This modular, evolutionary psychological view of the mind undermines deeply held intuitions about ourselves, as well as a range of scientific theories that require a “self” with consistent beliefs and preferences. Modularity suggests that there is no “I.” Instead, each of us is a contentious “we”–a collection of discrete but interacting systems whose constant conflicts shape our interactions with one another and our experience of the world.

In clear language, full of wit and rich in examples, Kurzban explains the roots and implications of our inconsistent minds, and why it is perfectly natural to believe that everyone else is a hypocrite.

Watch a video here.

Read a New Yorker piece here.

Politics and Religion

Motivating Political Participation?

Does religion spur persons to engage in such nonviolent political activities as signing petitions, joining in boycotts, participating in demonstrations, taking part in unofficial strikes, occupying buildings and factories, or voting and membership in political parties?

A large cross-national study recently published in Religion, State, and Society examines the relationship between religion and political activity. Researchers at the University of Kansas examined data that covered over three decades in order to look at the influence that various religious factors had on political participation. The lead researcher, commenting on the new study, reckons from the data that “religious beliefs, by themselves, do not suffice to motivate individuals to act politically.” Thus: “it is incorrect to infer political behavior from religious beliefs alone.”

The study itself informs us that while religion may well influence individuals’ opinions on hot-button issues (take same-sex marriage, abortion as examples), personal religiosity doesn’t necessarily propel persons to political participation.  Rather, it interacts with secular configurations and pressures to encourage or deter individuals from engaging with the political world. The study abstract, in summarizing the research, indicates that individuals become more likely to engage in political activity of the types examined due to their affiliation with others, whether it be membership in religious organizations or belonging to other voluntary associations of a secular nature.

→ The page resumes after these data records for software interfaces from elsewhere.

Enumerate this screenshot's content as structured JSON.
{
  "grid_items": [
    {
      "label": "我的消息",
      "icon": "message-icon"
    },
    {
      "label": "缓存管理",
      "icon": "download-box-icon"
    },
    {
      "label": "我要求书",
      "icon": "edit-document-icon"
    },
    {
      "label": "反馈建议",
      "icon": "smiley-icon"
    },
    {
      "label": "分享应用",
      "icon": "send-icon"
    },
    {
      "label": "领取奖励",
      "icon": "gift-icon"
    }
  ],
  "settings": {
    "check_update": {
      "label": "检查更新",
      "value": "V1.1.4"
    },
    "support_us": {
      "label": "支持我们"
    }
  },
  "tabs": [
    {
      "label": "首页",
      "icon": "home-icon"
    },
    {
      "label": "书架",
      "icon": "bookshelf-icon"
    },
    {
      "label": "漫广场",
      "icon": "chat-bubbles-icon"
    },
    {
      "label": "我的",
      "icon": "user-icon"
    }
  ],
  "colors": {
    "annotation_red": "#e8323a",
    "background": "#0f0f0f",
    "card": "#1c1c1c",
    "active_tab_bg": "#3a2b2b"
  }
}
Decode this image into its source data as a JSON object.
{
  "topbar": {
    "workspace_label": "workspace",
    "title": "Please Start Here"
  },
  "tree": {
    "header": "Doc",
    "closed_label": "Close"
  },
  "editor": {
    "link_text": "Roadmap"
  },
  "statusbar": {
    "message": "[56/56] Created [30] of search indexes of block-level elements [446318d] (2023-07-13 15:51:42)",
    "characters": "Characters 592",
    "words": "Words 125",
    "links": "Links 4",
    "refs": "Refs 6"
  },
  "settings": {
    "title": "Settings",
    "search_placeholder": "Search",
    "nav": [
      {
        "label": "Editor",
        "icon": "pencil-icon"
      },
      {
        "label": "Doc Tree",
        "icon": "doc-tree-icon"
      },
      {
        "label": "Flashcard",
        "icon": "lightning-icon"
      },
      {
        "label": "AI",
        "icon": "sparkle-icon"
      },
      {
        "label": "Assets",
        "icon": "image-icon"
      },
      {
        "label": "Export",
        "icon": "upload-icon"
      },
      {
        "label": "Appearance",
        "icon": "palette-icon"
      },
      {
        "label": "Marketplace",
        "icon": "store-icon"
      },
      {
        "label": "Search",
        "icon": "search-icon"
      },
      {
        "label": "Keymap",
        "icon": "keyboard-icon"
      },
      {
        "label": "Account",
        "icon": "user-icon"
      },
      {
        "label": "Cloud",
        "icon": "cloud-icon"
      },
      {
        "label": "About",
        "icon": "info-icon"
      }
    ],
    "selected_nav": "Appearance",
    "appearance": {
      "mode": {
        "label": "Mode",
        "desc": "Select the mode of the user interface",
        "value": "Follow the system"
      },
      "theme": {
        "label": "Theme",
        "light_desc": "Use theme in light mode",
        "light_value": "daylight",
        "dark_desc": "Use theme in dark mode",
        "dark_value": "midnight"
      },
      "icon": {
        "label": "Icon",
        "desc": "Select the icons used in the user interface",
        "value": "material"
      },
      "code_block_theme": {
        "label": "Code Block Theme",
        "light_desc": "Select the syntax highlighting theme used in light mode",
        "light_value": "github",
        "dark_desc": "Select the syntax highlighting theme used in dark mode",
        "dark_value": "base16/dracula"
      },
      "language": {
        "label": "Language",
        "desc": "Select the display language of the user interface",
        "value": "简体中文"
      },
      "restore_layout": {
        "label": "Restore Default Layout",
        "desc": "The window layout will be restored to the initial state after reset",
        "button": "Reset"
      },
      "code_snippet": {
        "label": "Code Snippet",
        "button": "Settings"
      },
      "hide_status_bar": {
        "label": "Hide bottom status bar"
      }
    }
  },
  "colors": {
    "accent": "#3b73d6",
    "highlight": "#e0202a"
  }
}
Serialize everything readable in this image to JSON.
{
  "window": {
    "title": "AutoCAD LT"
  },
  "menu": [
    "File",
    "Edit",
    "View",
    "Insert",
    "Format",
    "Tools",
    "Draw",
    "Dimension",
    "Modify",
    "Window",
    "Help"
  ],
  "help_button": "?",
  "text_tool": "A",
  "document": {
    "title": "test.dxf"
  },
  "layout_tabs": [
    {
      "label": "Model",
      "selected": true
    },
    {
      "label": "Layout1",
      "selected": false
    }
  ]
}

Read a summary and interpretation at:
https://phys.org/news/2017-10-religious-beliefs-dont-people-political.html